»»
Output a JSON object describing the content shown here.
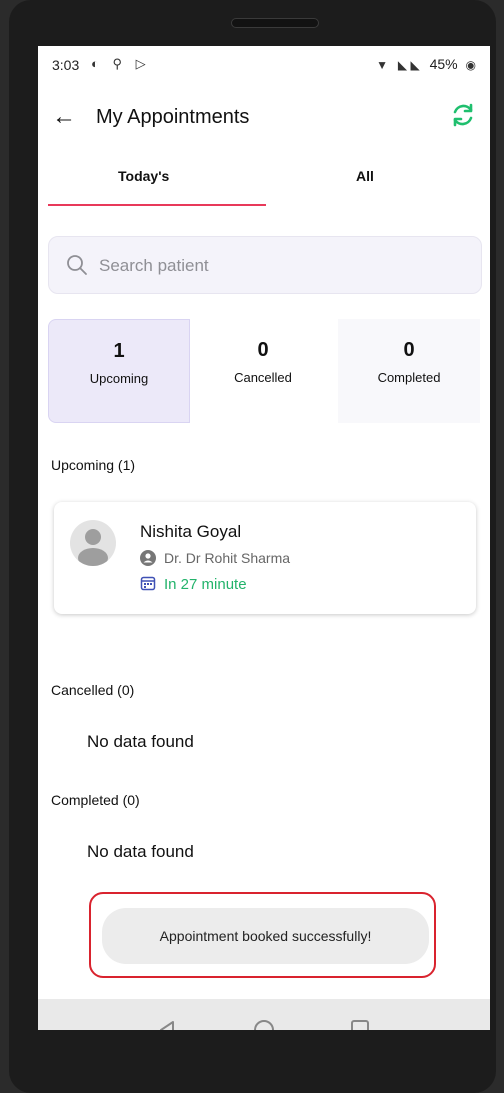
{
  "status_bar": {
    "time": "3:03",
    "battery": "45%"
  },
  "header": {
    "title": "My Appointments"
  },
  "tabs": [
    {
      "label": "Today's"
    },
    {
      "label": "All"
    }
  ],
  "search": {
    "placeholder": "Search patient"
  },
  "stats": [
    {
      "count": "1",
      "label": "Upcoming"
    },
    {
      "count": "0",
      "label": "Cancelled"
    },
    {
      "count": "0",
      "label": "Completed"
    }
  ],
  "sections": {
    "upcoming": "Upcoming (1)",
    "cancelled": "Cancelled (0)",
    "completed": "Completed (0)"
  },
  "appointment": {
    "patient": "Nishita Goyal",
    "doctor": "Dr. Dr Rohit Sharma",
    "time_until": "In 27 minute"
  },
  "empty_text": "No data found",
  "toast": {
    "message": "Appointment booked successfully!"
  },
  "colors": {
    "accent": "#e8395a",
    "refresh": "#1fbf6e",
    "time_green": "#23b36b",
    "highlight_outline": "#d9232e"
  },
  "icons": [
    "back-arrow-icon",
    "refresh-icon",
    "search-icon",
    "doctor-icon",
    "calendar-icon",
    "nav-back-icon",
    "nav-home-icon",
    "nav-recents-icon"
  ]
}
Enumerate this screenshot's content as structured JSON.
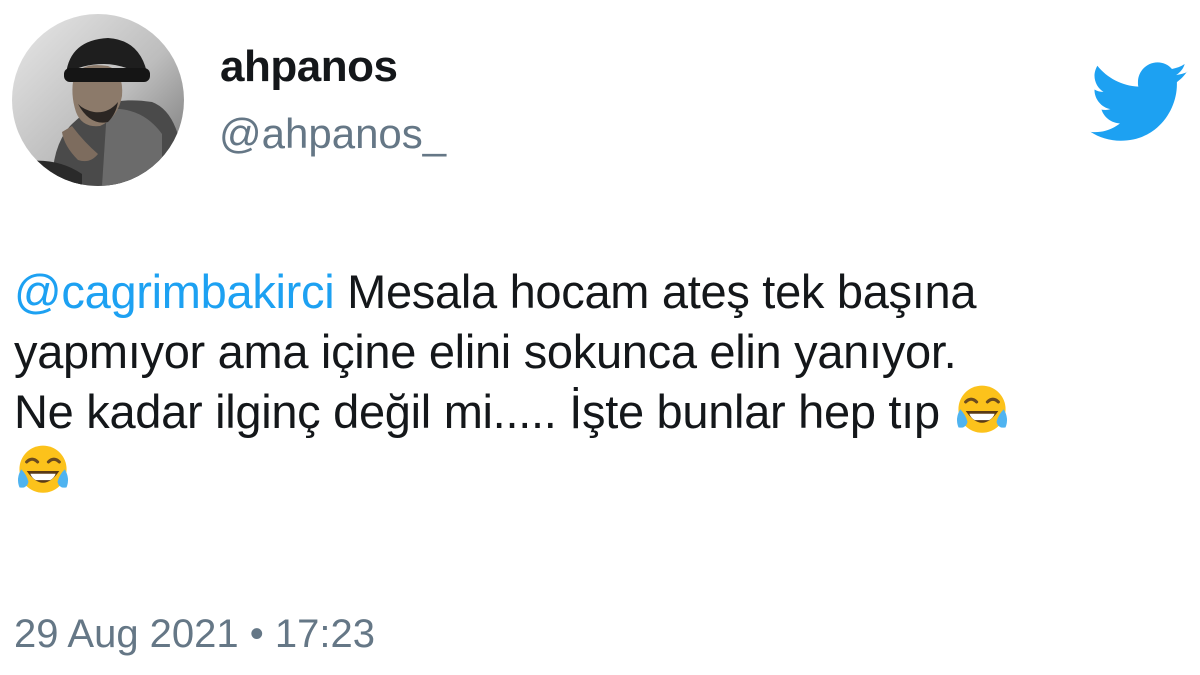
{
  "user": {
    "display_name": "ahpanos",
    "handle": "@ahpanos_"
  },
  "tweet": {
    "mention": "@cagrimbakirci",
    "text_line1": " Mesala hocam ateş tek başına",
    "text_line2": "yapmıyor ama içine elini sokunca elin yanıyor.",
    "text_line3": "Ne kadar ilginç değil mi..... İşte bunlar hep tıp ",
    "emojis": [
      "face-with-tears-of-joy",
      "face-with-tears-of-joy"
    ]
  },
  "timestamp": "29 Aug 2021 • 17:23",
  "colors": {
    "accent": "#1da1f2",
    "muted": "#657786",
    "text": "#14171a"
  },
  "icons": {
    "brand": "twitter-bird-icon"
  }
}
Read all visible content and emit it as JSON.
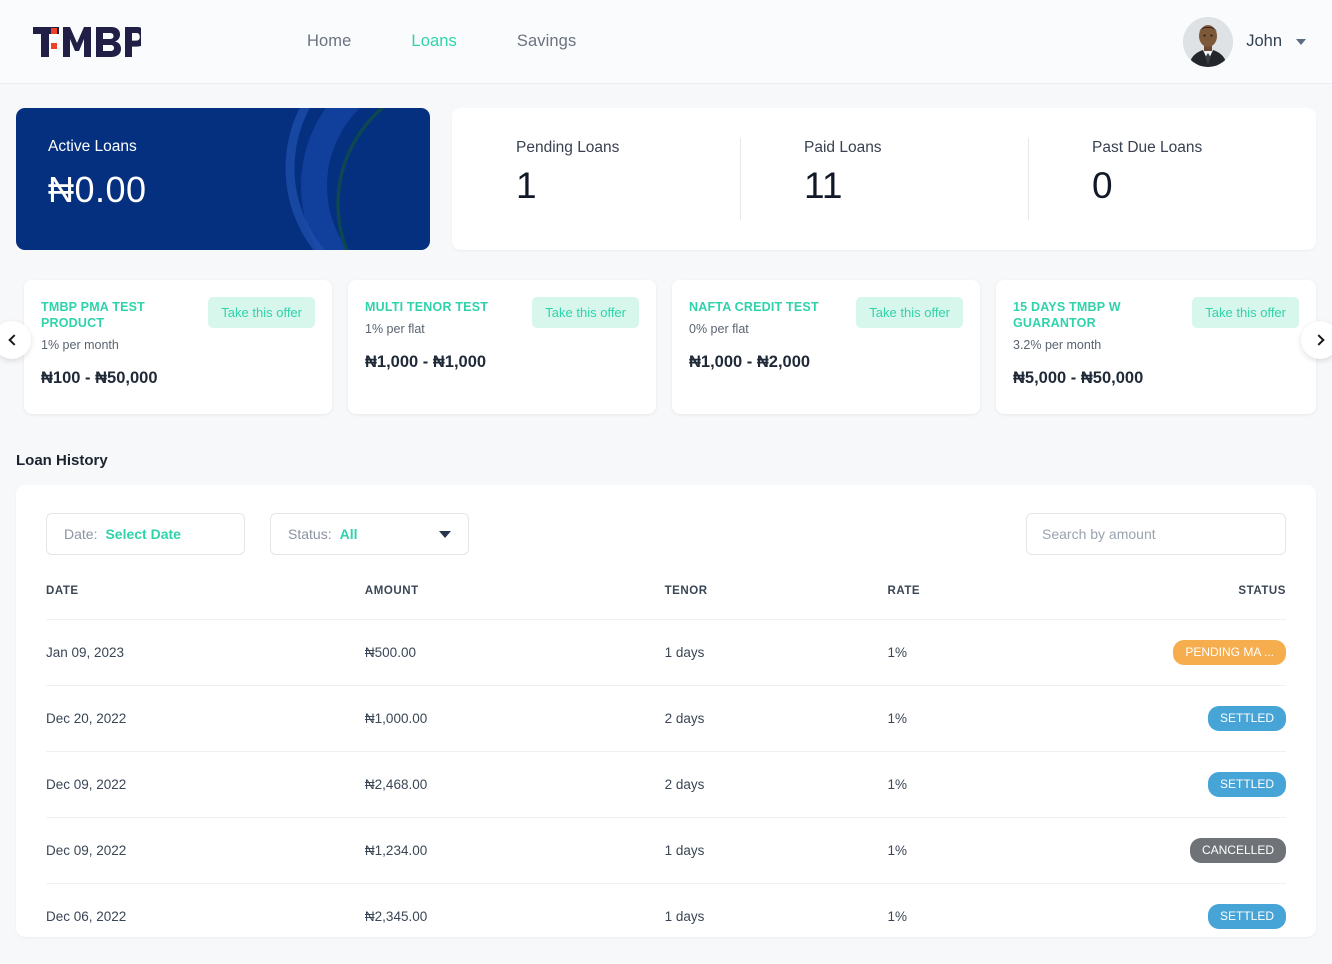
{
  "brand": {
    "name": "TMBP"
  },
  "nav": {
    "items": [
      {
        "label": "Home",
        "active": false
      },
      {
        "label": "Loans",
        "active": true
      },
      {
        "label": "Savings",
        "active": false
      }
    ],
    "accent_color": "#2fd3ab"
  },
  "user": {
    "name": "John",
    "avatar_alt": "user-avatar"
  },
  "stats": {
    "active": {
      "label": "Active Loans",
      "value": "₦0.00",
      "bg_color": "#05307f"
    },
    "cells": [
      {
        "label": "Pending Loans",
        "value": "1"
      },
      {
        "label": "Paid Loans",
        "value": "11"
      },
      {
        "label": "Past Due Loans",
        "value": "0"
      }
    ]
  },
  "offers": {
    "cta_label": "Take this offer",
    "items": [
      {
        "title": "TMBP PMA TEST PRODUCT",
        "rate": "1% per month",
        "range": "₦100 - ₦50,000"
      },
      {
        "title": "MULTI TENOR TEST",
        "rate": "1% per flat",
        "range": "₦1,000 - ₦1,000"
      },
      {
        "title": "NAFTA CREDIT TEST",
        "rate": "0% per flat",
        "range": "₦1,000 - ₦2,000"
      },
      {
        "title": "15 DAYS TMBP W GUARANTOR",
        "rate": "3.2% per month",
        "range": "₦5,000 - ₦50,000"
      }
    ]
  },
  "history": {
    "title": "Loan History",
    "filters": {
      "date_label": "Date:",
      "date_value": "Select Date",
      "status_label": "Status:",
      "status_value": "All"
    },
    "search_placeholder": "Search by amount",
    "search_value": "",
    "columns": [
      "DATE",
      "AMOUNT",
      "TENOR",
      "RATE",
      "STATUS"
    ],
    "rows": [
      {
        "date": "Jan 09, 2023",
        "amount": "₦500.00",
        "tenor": "1 days",
        "rate": "1%",
        "status": "PENDING MA ...",
        "status_kind": "pending"
      },
      {
        "date": "Dec 20, 2022",
        "amount": "₦1,000.00",
        "tenor": "2 days",
        "rate": "1%",
        "status": "SETTLED",
        "status_kind": "settled"
      },
      {
        "date": "Dec 09, 2022",
        "amount": "₦2,468.00",
        "tenor": "2 days",
        "rate": "1%",
        "status": "SETTLED",
        "status_kind": "settled"
      },
      {
        "date": "Dec 09, 2022",
        "amount": "₦1,234.00",
        "tenor": "1 days",
        "rate": "1%",
        "status": "CANCELLED",
        "status_kind": "cancelled"
      },
      {
        "date": "Dec 06, 2022",
        "amount": "₦2,345.00",
        "tenor": "1 days",
        "rate": "1%",
        "status": "SETTLED",
        "status_kind": "settled"
      }
    ],
    "status_colors": {
      "pending": "#f5ad4e",
      "settled": "#47a4d6",
      "cancelled": "#6f7377"
    }
  }
}
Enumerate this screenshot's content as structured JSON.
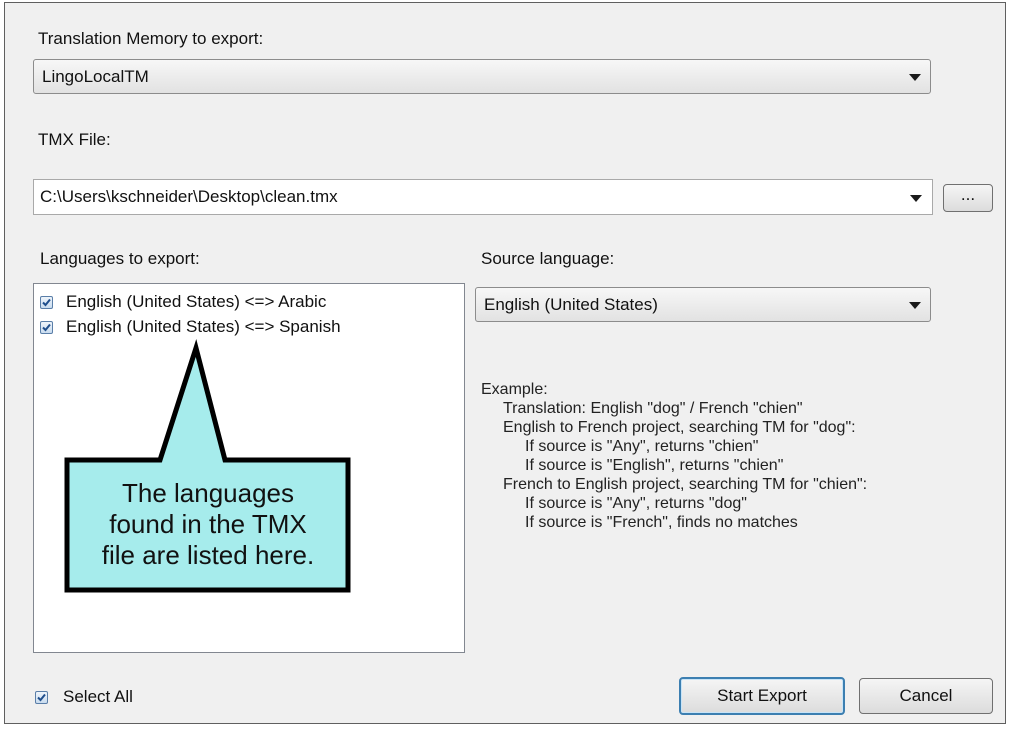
{
  "tm_export": {
    "label": "Translation Memory to export:",
    "selected": "LingoLocalTM"
  },
  "tmx_file": {
    "label": "TMX File:",
    "value": "C:\\Users\\kschneider\\Desktop\\clean.tmx",
    "browse_label": "..."
  },
  "languages": {
    "label": "Languages to export:",
    "items": [
      {
        "label": "English (United States) <=> Arabic",
        "checked": true
      },
      {
        "label": "English (United States) <=> Spanish",
        "checked": true
      }
    ]
  },
  "source_language": {
    "label": "Source language:",
    "selected": "English (United States)"
  },
  "example": {
    "heading": "Example:",
    "lines": [
      "Translation: English \"dog\" / French \"chien\"",
      "English to French project, searching TM for \"dog\":",
      "If source is \"Any\", returns \"chien\"",
      "If source is \"English\", returns \"chien\"",
      "French to English project, searching TM for \"chien\":",
      "If source is \"Any\", returns \"dog\"",
      "If source is \"French\", finds no matches"
    ]
  },
  "callout": {
    "lines": [
      "The languages",
      "found in the TMX",
      "file are listed here."
    ],
    "fill_color": "#a6ecec"
  },
  "select_all": {
    "label": "Select All",
    "checked": true
  },
  "buttons": {
    "start_export": "Start Export",
    "cancel": "Cancel"
  }
}
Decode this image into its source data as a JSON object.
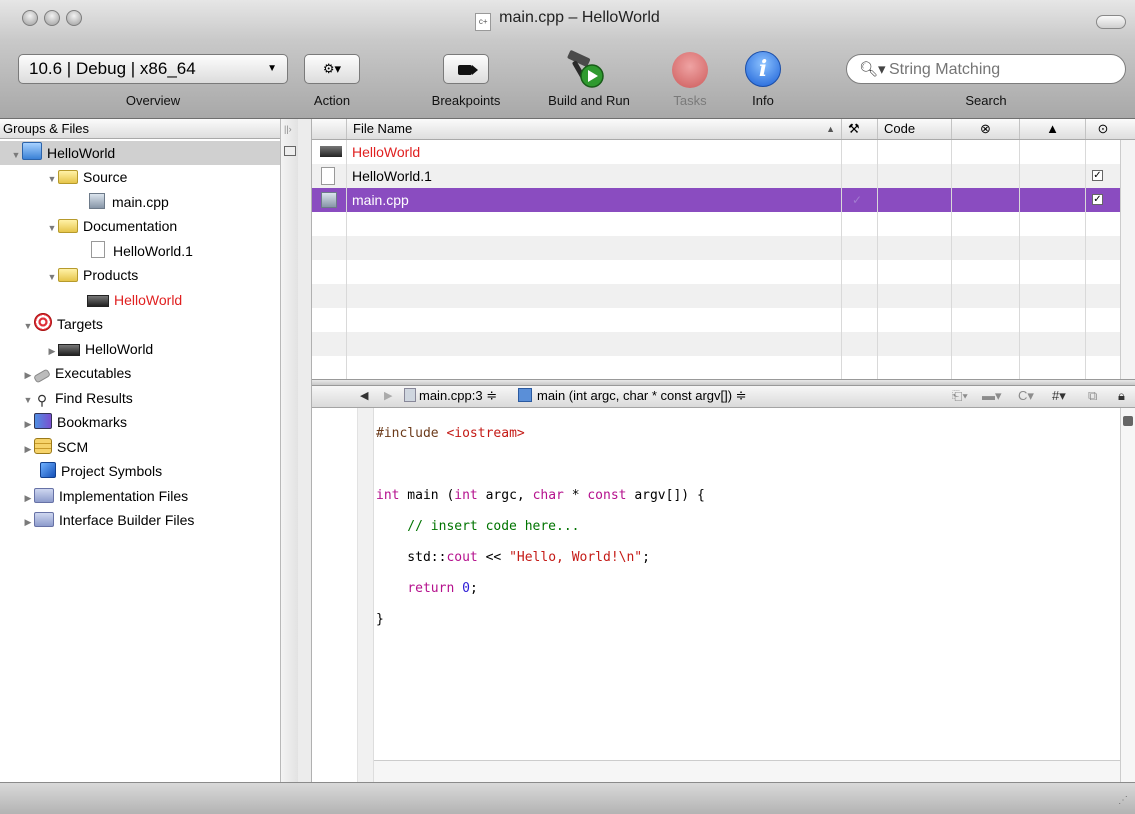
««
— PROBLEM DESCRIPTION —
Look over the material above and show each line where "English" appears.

— EXERCISE RESULT —
        "label": "English (United States) <=> Arabic",
        "label": "English (United States) <=> Spanish",
    "selected": "English (United States)"
      "Translation: English \"dog\" / French \"chien\"",
      "English to French project, searching TM for \"dog\":",
      "If source is \"English\", returns \"chien\"",
      "French to English project, searching TM for \"chien\":",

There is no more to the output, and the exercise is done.